Day 2 Interview day
I was paired with Nat, one of the three bloggers at
Here are the questions Nat asked me, and my answers:
1. How long have you been blogging? What made you start?
I have been seriously book blogging since September 2010 – yeah, getting old!
I have always loved reading and talking about books.
One day, I discovered evolution had produced a rare species, book bloggens. I was overjoyed to discover there were not far from me, just a few computer keys away, and that I could communicate with them in a common language. So we started talking, and one day, I decided to join their lively community. I have not regretted it once.
So when I can’t talk books with people around me, I can always go and find other book bloggens members. Through them, I have discovered zillions of books I would never have heard about otherwise.
2. Has your translating work changed your reading habits? Are you more aware of other translators? Do you think in how you’d translate something while your reading?
Not translating in general, which I have been doing for decades now.
But translating fiction, which I started just a couple of years ago, has been changing my reading habits: to improve (there’s always room for improvement in that type of thing, just like in creating and writing, right?), I now again spend more time reading in French, not just classics (I’m in the last volume of In Search of Lost Time by Proust!), but also very recently published French novels. Thank God for the existence of Netgalley.fr!

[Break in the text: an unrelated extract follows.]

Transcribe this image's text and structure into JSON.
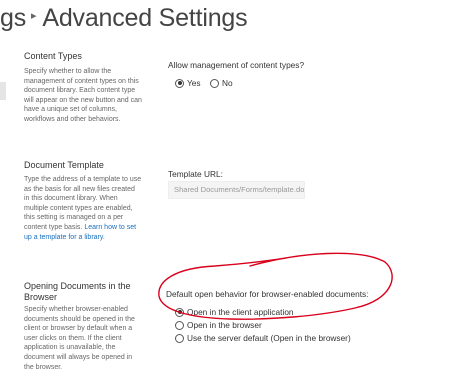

And I follow a few translators’ blogs. I just discovered a new translation in French by Marie Darrieussecq of A Room of One’s Own, by Virginia Woolf. I’m studying it to check how she rendered this classic and get some special insights.
Ah! You guessed it! Yeah, sometimes it’s a pain, because I get caught sometimes into wondering how I would translate this or that.
3. Is there a book you wish more people loved as much as you do?
Yes, one of my most favorite French books, but maybe it needs a new translation in English – it was published in French in 1913. Click on the cover to read my thoughts about it.
4. How do you keep track of other book blogs?
Some through email subscription, but most through Bloglovin’, the best replacement I’ve found after the sad demise of Google Reader. According to Bloglovin’, I’m following 451 blogs (I know, I’m nuts) as of today – but probably more by the end of #BBAW!!
5. Do you have any tips for someone who has recently started blogging or is thinking about starting a blog?
- Visit many other book blogs
- and comment
- reply to all the comments you receive
- visit those who visit you and try to leave a comment on one of their posts
- WHILE remaining who you are
- and doing whatever you want on YOUR blog and how YOU want to do it
- have fun, no pressure
6. And, finally, do you really hate Jane Austen? Why? I’m genuinely curious. Was it a bad experience in high-school, or something about her writing doesn’t resonate with you.
Yes, I really can’t stand her books.
I did all my studies in France, and she is not on the high school curriculum in France, as far as I can remember.
BUT I had to study her extensively for a super hard study program at university level (a super insane thing that does not exist here in the US, something like the toughest of the toughest Ivy League type of thing if you wish).
That’s not the reason I don’t like her writing (I love John Milton whom I studied during that same program). The reason It’s the social milieu she describes that gets to me, and these girls in a milieu that’s too protected.